Children’s authors Mike Curato, Mo Willems, and Lisa Yee had earlier announced that they will boycott an upcoming children’s book festival at the “The Amazing World of Dr. Seuss Museum” due to the offensive mural.
In the mural, which was taken from Seuss’ first book, “And to Think That I Saw It on Mulberry Street”, a Chinese man can be seen running apparently with a bowl of rice and chopsticks, the Boston Globe reports.
The authors, two of whom are Asian-American, condemned the image via a letter posted Thursday on Twitter, saying it reinforced a “jarring racial stereotype of a Chinese man, who is depicted with chopsticks, a pointed hat, and slanted slit eyes.”
— Mo Willems’ Pigeon (@The_Pigeon) October 5, 2017
“We find this caricature of ‘the Chinaman’ deeply hurtful, and have concerns about children’s exposure to it.”
Museum representative Karen Fisk addressed the issue on Thursday saying the museum “listened to the concerns voiced by the authors and fans” and plans to replace the image “with a new image that reflects the wonderful characters and messages from Dr. Seuss’ later works.”
“This is what Dr. Seuss would have wanted us to do,” Fisk added.
She also noted that Dr. Seuss’ earlier works did contain “hurtful stereotypes.”
“His later books, like ‘The Sneetches’ and ‘Horton Hears a Who’, showed a great respect for fairness and diversity,” Fisk was quoted as saying.
Curato, Willems, and Yee were reportedly concerned that the image could damage “not only Asian-American children but also non-Asian kids who absorb this caricature and could associate it with all Asians or their Asian neighbors and classmates.”
“While this image may have been considered amusing to some when it was published 80 years ago, it is obviously offensive in 2017 (the year the mural was painted),” their statement said.
In a letter to the authors, Springfield Museum president Kay Simpson referred to Dr. Seuss as a “product of his era” whose attitudes “evolved over time.”
“We take the concerns you shared with us very seriously as it is our mutual goal to educate and delight children,” she wrote.
The authors have acknowledged that Dr. Seuss’ career was indeed a “story of growth,” and noted that the popular writer, whose real name was Theodor Seuss Geisel, went from accepting the “baser racial stereotypes of the times in his early career to challenging those divisive impulses.”
However, they urged the museum to provide more context to the mural, stating it is “hard to fathom this institution’s contention that it has no obligation to the myriad of children . . . who might be led to think that this form of racism is acceptable by featuring it in the main hall of their museum without comment.”
The protesting authors were the only children’s authors scheduled to appear at the inaugural Children’s Literature Festival which was initially scheduled for Oct. 14 in the museum but was canceled this week.
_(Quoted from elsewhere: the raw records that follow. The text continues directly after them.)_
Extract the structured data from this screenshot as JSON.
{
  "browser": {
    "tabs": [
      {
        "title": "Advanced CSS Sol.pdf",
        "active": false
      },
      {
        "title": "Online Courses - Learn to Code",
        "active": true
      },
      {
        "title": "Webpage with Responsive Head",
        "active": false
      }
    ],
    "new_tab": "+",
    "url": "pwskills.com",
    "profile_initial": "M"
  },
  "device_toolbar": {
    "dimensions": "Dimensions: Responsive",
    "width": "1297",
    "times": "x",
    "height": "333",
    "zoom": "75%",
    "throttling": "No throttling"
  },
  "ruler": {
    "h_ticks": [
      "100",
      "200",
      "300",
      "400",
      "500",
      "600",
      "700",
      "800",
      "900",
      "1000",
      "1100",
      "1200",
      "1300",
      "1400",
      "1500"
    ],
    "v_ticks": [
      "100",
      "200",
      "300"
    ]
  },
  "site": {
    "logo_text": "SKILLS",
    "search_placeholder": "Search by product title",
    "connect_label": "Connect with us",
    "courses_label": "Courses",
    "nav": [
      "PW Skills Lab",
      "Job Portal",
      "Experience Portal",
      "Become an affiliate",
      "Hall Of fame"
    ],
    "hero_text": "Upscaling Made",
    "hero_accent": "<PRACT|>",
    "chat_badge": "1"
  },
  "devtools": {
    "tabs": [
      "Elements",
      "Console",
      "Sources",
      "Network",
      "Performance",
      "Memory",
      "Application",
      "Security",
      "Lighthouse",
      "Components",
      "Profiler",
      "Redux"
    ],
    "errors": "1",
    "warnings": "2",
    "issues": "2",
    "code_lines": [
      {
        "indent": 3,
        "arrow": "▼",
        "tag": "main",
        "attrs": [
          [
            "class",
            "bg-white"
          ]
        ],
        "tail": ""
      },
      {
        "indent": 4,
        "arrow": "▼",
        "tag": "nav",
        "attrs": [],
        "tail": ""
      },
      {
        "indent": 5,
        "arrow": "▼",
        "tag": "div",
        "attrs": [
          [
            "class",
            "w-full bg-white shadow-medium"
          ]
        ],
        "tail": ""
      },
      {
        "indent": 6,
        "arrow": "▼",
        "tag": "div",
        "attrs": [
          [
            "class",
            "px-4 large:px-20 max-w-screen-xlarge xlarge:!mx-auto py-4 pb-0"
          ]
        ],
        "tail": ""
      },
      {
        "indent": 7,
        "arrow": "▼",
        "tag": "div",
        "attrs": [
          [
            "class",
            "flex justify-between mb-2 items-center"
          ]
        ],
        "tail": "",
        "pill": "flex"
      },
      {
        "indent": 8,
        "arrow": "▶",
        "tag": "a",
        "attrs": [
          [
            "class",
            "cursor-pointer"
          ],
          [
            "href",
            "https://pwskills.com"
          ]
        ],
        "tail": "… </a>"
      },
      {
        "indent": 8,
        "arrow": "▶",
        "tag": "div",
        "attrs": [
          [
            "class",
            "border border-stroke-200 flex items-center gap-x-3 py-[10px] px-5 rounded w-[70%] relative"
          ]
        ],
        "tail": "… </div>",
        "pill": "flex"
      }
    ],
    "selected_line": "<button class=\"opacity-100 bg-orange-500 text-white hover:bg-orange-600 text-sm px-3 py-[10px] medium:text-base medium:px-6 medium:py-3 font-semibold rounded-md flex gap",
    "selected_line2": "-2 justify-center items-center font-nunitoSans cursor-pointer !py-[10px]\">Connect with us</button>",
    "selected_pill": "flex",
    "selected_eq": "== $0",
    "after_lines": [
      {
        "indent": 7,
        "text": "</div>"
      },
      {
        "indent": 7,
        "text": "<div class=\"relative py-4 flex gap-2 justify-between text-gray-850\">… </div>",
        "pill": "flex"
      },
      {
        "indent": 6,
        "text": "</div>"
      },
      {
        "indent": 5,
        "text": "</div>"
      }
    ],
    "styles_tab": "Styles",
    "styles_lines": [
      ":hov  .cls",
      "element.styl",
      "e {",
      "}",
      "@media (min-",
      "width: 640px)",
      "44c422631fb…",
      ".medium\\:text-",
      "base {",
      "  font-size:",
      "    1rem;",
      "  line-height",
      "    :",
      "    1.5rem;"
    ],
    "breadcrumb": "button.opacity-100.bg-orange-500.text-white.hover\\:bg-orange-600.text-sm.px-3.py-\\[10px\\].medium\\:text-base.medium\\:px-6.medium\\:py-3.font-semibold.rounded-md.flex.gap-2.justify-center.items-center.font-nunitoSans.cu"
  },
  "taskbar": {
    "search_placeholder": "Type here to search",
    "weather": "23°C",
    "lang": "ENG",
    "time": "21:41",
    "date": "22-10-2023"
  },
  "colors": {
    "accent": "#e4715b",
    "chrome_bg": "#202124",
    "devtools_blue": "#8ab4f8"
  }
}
It was not confirmed whether the announced boycott prompted the event’s cancellation.